● What the exercise asks
Work out how many lines below contain the word "this", then give that number alone.

● Data supplied
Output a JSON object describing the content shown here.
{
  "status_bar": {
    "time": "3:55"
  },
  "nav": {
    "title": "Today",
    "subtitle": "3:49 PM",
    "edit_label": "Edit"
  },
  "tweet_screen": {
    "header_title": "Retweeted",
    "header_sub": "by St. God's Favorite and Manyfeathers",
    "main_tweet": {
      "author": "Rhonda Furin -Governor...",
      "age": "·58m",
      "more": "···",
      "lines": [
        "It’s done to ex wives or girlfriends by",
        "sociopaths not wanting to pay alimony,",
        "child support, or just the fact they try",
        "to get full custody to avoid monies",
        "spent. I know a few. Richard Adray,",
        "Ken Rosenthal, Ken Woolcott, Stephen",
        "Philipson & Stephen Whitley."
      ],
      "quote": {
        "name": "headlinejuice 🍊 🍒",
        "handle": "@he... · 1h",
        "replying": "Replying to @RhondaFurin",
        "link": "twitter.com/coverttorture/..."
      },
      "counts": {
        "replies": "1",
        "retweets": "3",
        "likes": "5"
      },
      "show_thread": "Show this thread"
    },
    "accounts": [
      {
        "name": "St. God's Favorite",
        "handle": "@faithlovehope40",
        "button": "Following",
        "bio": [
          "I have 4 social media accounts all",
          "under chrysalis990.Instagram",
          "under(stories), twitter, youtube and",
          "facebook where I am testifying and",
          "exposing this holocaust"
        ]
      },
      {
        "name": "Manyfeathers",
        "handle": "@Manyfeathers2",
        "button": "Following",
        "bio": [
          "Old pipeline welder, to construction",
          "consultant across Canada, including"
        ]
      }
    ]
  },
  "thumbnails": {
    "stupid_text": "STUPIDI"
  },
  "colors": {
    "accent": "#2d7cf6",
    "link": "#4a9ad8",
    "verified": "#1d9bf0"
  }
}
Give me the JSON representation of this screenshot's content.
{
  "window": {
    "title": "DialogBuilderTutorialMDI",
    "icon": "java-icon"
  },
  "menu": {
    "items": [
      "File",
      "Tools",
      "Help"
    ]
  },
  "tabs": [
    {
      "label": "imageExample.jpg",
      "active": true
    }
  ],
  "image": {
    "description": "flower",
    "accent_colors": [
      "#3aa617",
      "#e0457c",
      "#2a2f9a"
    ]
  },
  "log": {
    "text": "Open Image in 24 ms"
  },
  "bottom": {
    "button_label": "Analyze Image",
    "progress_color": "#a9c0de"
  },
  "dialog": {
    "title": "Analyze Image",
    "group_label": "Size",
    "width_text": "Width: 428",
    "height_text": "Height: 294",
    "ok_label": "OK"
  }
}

● Answer
3